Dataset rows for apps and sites
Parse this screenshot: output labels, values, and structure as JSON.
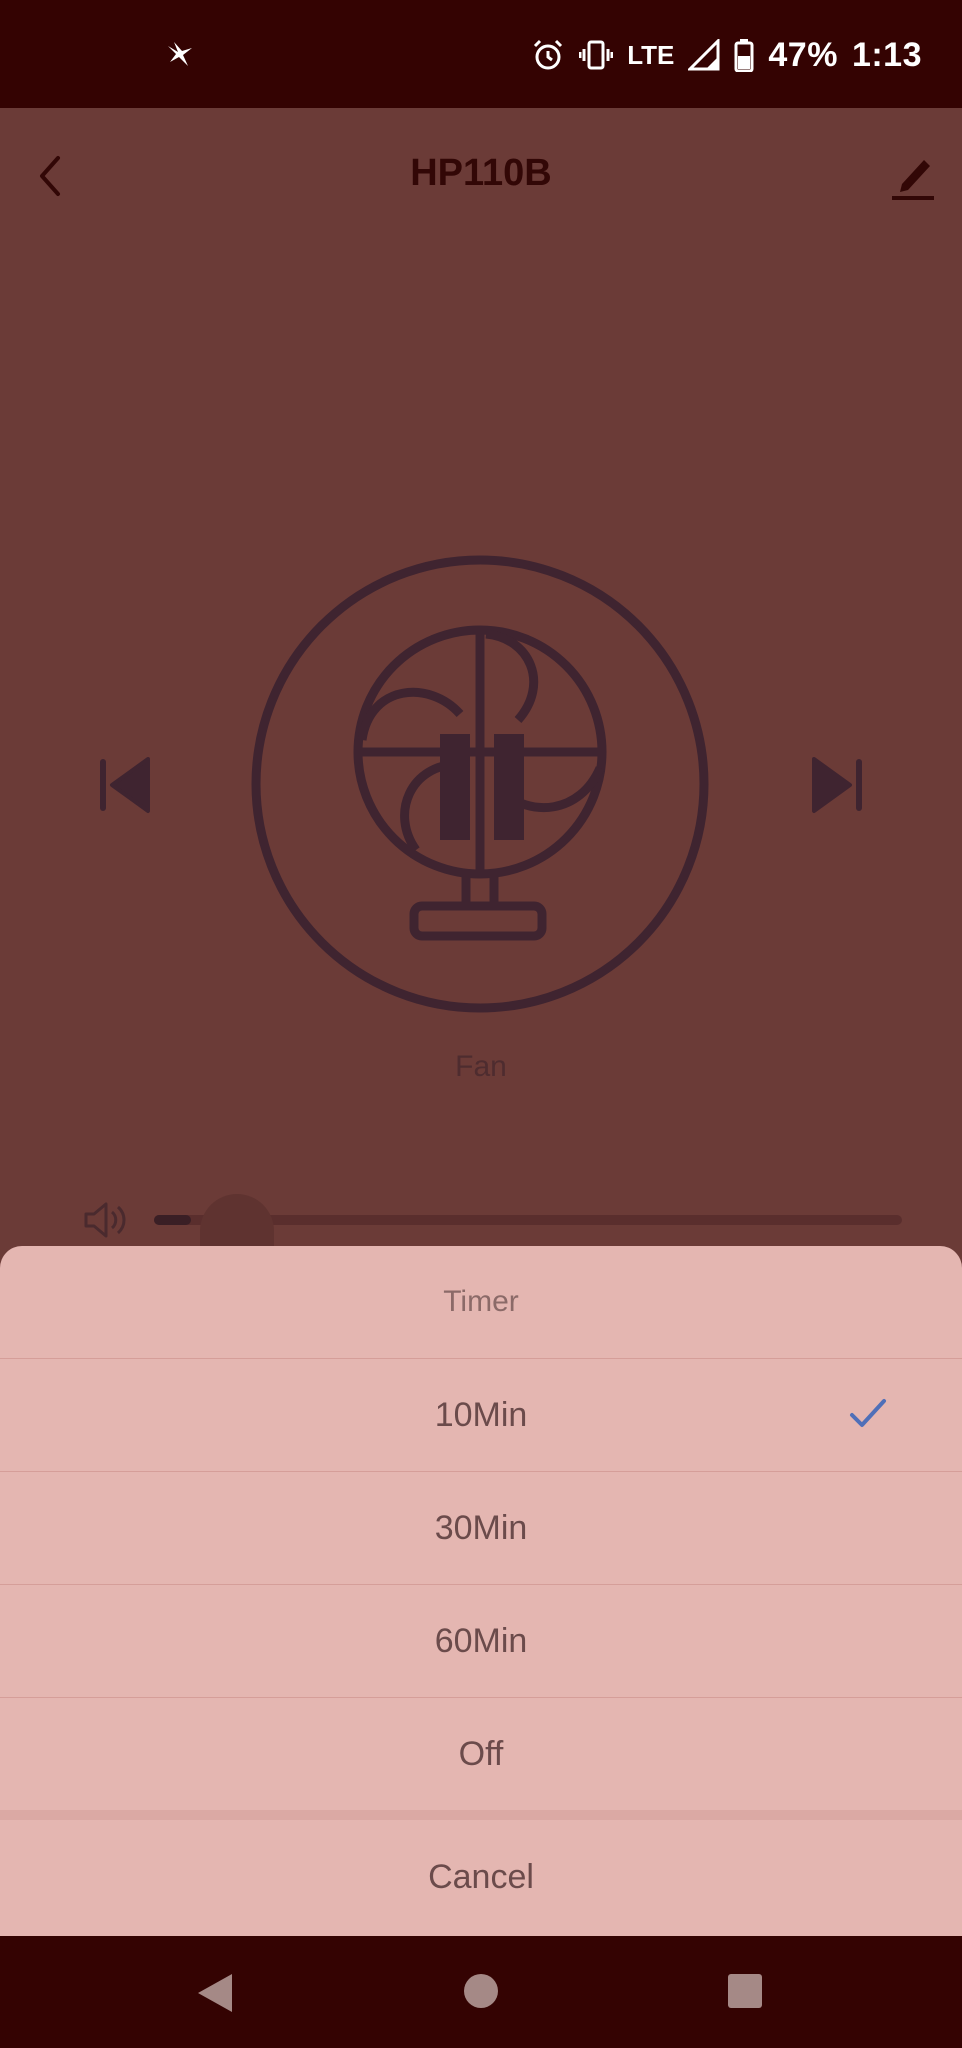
{
  "status_bar": {
    "battery": "47%",
    "time": "1:13",
    "network": "LTE",
    "icons": [
      "notification-bird-icon",
      "alarm-icon",
      "vibrate-icon",
      "signal-icon",
      "battery-icon"
    ]
  },
  "header": {
    "title": "HP110B",
    "icons": [
      "back-chevron-icon",
      "edit-pencil-icon"
    ]
  },
  "control": {
    "mode_label": "Fan",
    "volume_level_fraction": 0.05,
    "icons": [
      "previous-mode-icon",
      "fan-icon",
      "next-mode-icon",
      "volume-icon"
    ]
  },
  "timer_sheet": {
    "title": "Timer",
    "options": [
      {
        "label": "10Min",
        "selected": true
      },
      {
        "label": "30Min",
        "selected": false
      },
      {
        "label": "60Min",
        "selected": false
      },
      {
        "label": "Off",
        "selected": false
      }
    ],
    "cancel_label": "Cancel",
    "check_color": "#4f6fb8"
  },
  "nav_bar": {
    "icons": [
      "nav-back-icon",
      "nav-home-icon",
      "nav-recents-icon"
    ]
  },
  "colors": {
    "status_bar_bg": "#340302",
    "dimmed_background": "#6b3b37",
    "sheet_bg": "#e4b6b1",
    "sheet_text": "#6b4b4b"
  }
}
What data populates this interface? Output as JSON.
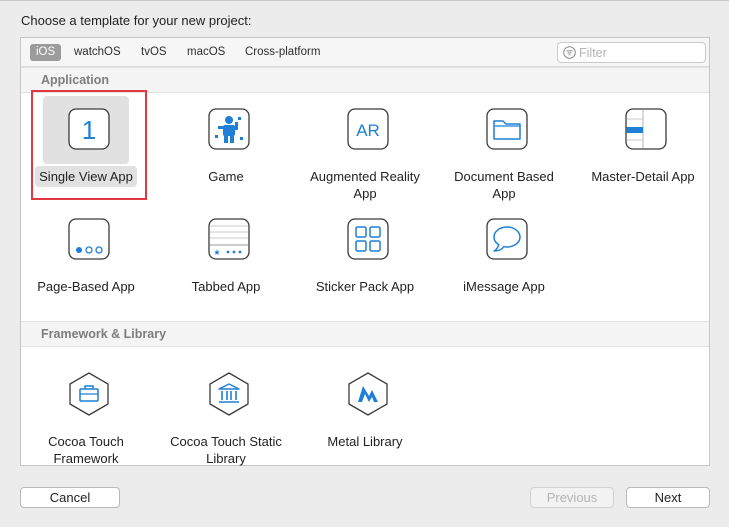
{
  "dialog": {
    "heading": "Choose a template for your new project:"
  },
  "platform_tabs": [
    {
      "label": "iOS",
      "selected": true
    },
    {
      "label": "watchOS",
      "selected": false
    },
    {
      "label": "tvOS",
      "selected": false
    },
    {
      "label": "macOS",
      "selected": false
    },
    {
      "label": "Cross-platform",
      "selected": false
    }
  ],
  "filter": {
    "placeholder": "Filter",
    "value": ""
  },
  "sections": [
    {
      "title": "Application",
      "templates": [
        {
          "label": "Single View App",
          "icon": "single-view-icon",
          "selected": true
        },
        {
          "label": "Game",
          "icon": "game-icon",
          "selected": false
        },
        {
          "label": "Augmented Reality App",
          "icon": "ar-icon",
          "selected": false
        },
        {
          "label": "Document Based App",
          "icon": "folder-icon",
          "selected": false
        },
        {
          "label": "Master-Detail App",
          "icon": "master-detail-icon",
          "selected": false
        },
        {
          "label": "Page-Based App",
          "icon": "page-based-icon",
          "selected": false
        },
        {
          "label": "Tabbed App",
          "icon": "tabbed-icon",
          "selected": false
        },
        {
          "label": "Sticker Pack App",
          "icon": "sticker-pack-icon",
          "selected": false
        },
        {
          "label": "iMessage App",
          "icon": "message-bubble-icon",
          "selected": false
        }
      ]
    },
    {
      "title": "Framework & Library",
      "templates": [
        {
          "label": "Cocoa Touch Framework",
          "icon": "toolbox-icon",
          "selected": false
        },
        {
          "label": "Cocoa Touch Static Library",
          "icon": "library-building-icon",
          "selected": false
        },
        {
          "label": "Metal Library",
          "icon": "metal-icon",
          "selected": false
        }
      ]
    }
  ],
  "buttons": {
    "cancel": "Cancel",
    "previous": "Previous",
    "next": "Next"
  },
  "colors": {
    "selection_outline": "#e0383e",
    "tab_selected": "#9b9b9b",
    "icon_blue": "#1f7fd6"
  }
}
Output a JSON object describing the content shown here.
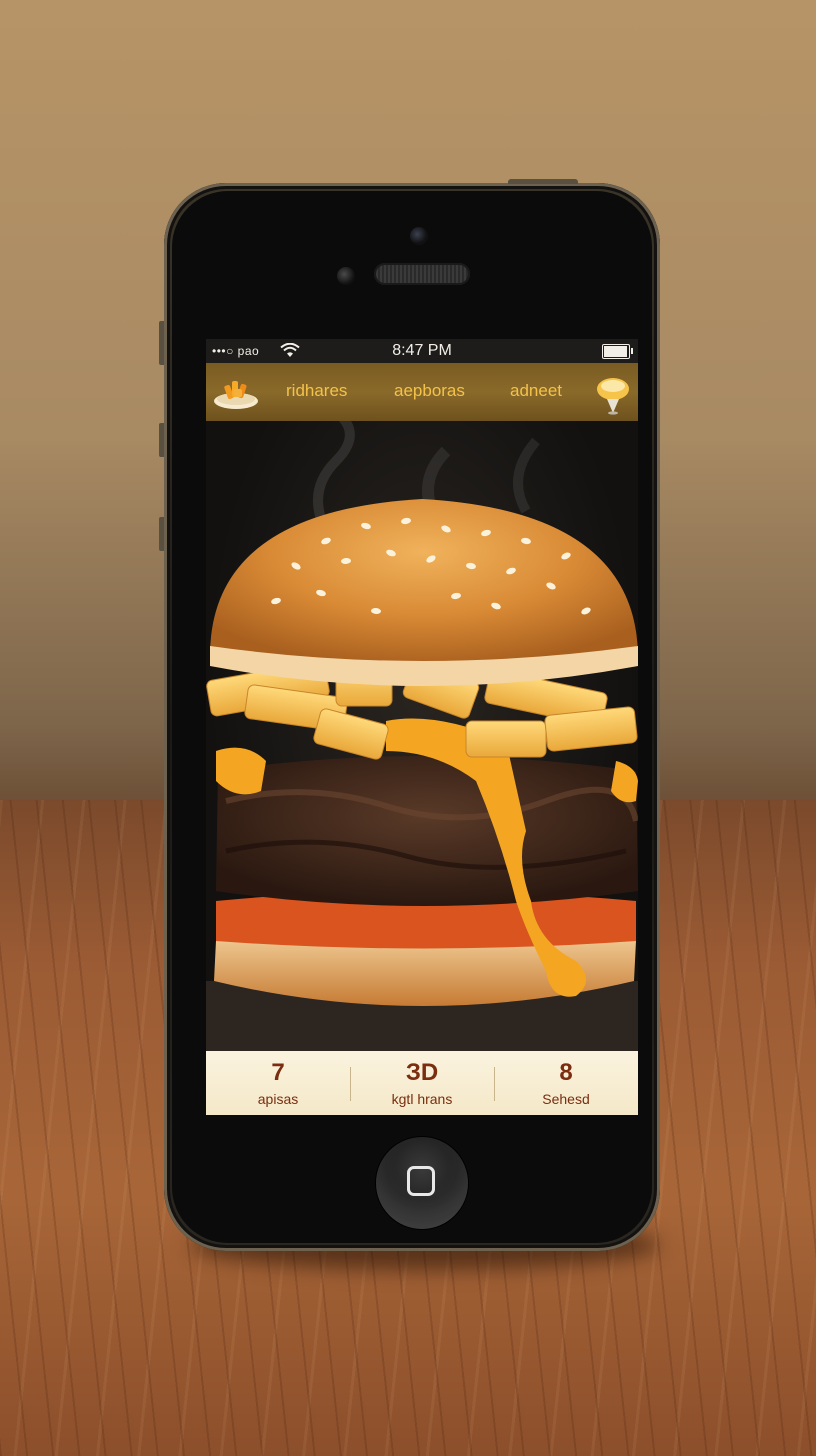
{
  "status_bar": {
    "carrier": "•••○ pao",
    "time": "8:47 PM"
  },
  "nav": {
    "items": [
      {
        "label": "ridhares"
      },
      {
        "label": "aepboras"
      },
      {
        "label": "adneet"
      }
    ],
    "logo_icon": "fries-bowl-icon",
    "right_icon": "bowl-icon"
  },
  "hero": {
    "image": "burger-with-fries-and-cheese"
  },
  "footer": {
    "items": [
      {
        "value": "7",
        "label": "apisas"
      },
      {
        "value": "ЗD",
        "label": "kgtl hrans"
      },
      {
        "value": "8",
        "label": "Sehesd"
      }
    ]
  },
  "colors": {
    "accent": "#f3c24a",
    "nav_bg": "#7a5b22",
    "footer_bg": "#fbf3df",
    "footer_text": "#7a2d0f"
  }
}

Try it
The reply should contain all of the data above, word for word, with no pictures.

Task answer
Parse this screenshot: output labels, values, and structure as JSON.
{
  "status_bar": {
    "battery": "47%",
    "time": "1:13",
    "network": "LTE",
    "icons": [
      "notification-bird-icon",
      "alarm-icon",
      "vibrate-icon",
      "signal-icon",
      "battery-icon"
    ]
  },
  "header": {
    "title": "HP110B",
    "icons": [
      "back-chevron-icon",
      "edit-pencil-icon"
    ]
  },
  "control": {
    "mode_label": "Fan",
    "volume_level_fraction": 0.05,
    "icons": [
      "previous-mode-icon",
      "fan-icon",
      "next-mode-icon",
      "volume-icon"
    ]
  },
  "timer_sheet": {
    "title": "Timer",
    "options": [
      {
        "label": "10Min",
        "selected": true
      },
      {
        "label": "30Min",
        "selected": false
      },
      {
        "label": "60Min",
        "selected": false
      },
      {
        "label": "Off",
        "selected": false
      }
    ],
    "cancel_label": "Cancel",
    "check_color": "#4f6fb8"
  },
  "nav_bar": {
    "icons": [
      "nav-back-icon",
      "nav-home-icon",
      "nav-recents-icon"
    ]
  },
  "colors": {
    "status_bar_bg": "#340302",
    "dimmed_background": "#6b3b37",
    "sheet_bg": "#e4b6b1",
    "sheet_text": "#6b4b4b"
  }
}
What data populates this interface? Output as JSON.
{
  "dialog": {
    "heading": "Choose a template for your new project:"
  },
  "platform_tabs": [
    {
      "label": "iOS",
      "selected": true
    },
    {
      "label": "watchOS",
      "selected": false
    },
    {
      "label": "tvOS",
      "selected": false
    },
    {
      "label": "macOS",
      "selected": false
    },
    {
      "label": "Cross-platform",
      "selected": false
    }
  ],
  "filter": {
    "placeholder": "Filter",
    "value": ""
  },
  "sections": [
    {
      "title": "Application",
      "templates": [
        {
          "label": "Single View App",
          "icon": "single-view-icon",
          "selected": true
        },
        {
          "label": "Game",
          "icon": "game-icon",
          "selected": false
        },
        {
          "label": "Augmented Reality App",
          "icon": "ar-icon",
          "selected": false
        },
        {
          "label": "Document Based App",
          "icon": "folder-icon",
          "selected": false
        },
        {
          "label": "Master-Detail App",
          "icon": "master-detail-icon",
          "selected": false
        },
        {
          "label": "Page-Based App",
          "icon": "page-based-icon",
          "selected": false
        },
        {
          "label": "Tabbed App",
          "icon": "tabbed-icon",
          "selected": false
        },
        {
          "label": "Sticker Pack App",
          "icon": "sticker-pack-icon",
          "selected": false
        },
        {
          "label": "iMessage App",
          "icon": "message-bubble-icon",
          "selected": false
        }
      ]
    },
    {
      "title": "Framework & Library",
      "templates": [
        {
          "label": "Cocoa Touch Framework",
          "icon": "toolbox-icon",
          "selected": false
        },
        {
          "label": "Cocoa Touch Static Library",
          "icon": "library-building-icon",
          "selected": false
        },
        {
          "label": "Metal Library",
          "icon": "metal-icon",
          "selected": false
        }
      ]
    }
  ],
  "buttons": {
    "cancel": "Cancel",
    "previous": "Previous",
    "next": "Next"
  },
  "colors": {
    "selection_outline": "#e0383e",
    "tab_selected": "#9b9b9b",
    "icon_blue": "#1f7fd6"
  }
}
Output a JSON object describing the content shown here.
{
  "status_bar": {
    "carrier": "•••○ pao",
    "time": "8:47 PM"
  },
  "nav": {
    "items": [
      {
        "label": "ridhares"
      },
      {
        "label": "aepboras"
      },
      {
        "label": "adneet"
      }
    ],
    "logo_icon": "fries-bowl-icon",
    "right_icon": "bowl-icon"
  },
  "hero": {
    "image": "burger-with-fries-and-cheese"
  },
  "footer": {
    "items": [
      {
        "value": "7",
        "label": "apisas"
      },
      {
        "value": "ЗD",
        "label": "kgtl hrans"
      },
      {
        "value": "8",
        "label": "Sehesd"
      }
    ]
  },
  "colors": {
    "accent": "#f3c24a",
    "nav_bg": "#7a5b22",
    "footer_bg": "#fbf3df",
    "footer_text": "#7a2d0f"
  }
}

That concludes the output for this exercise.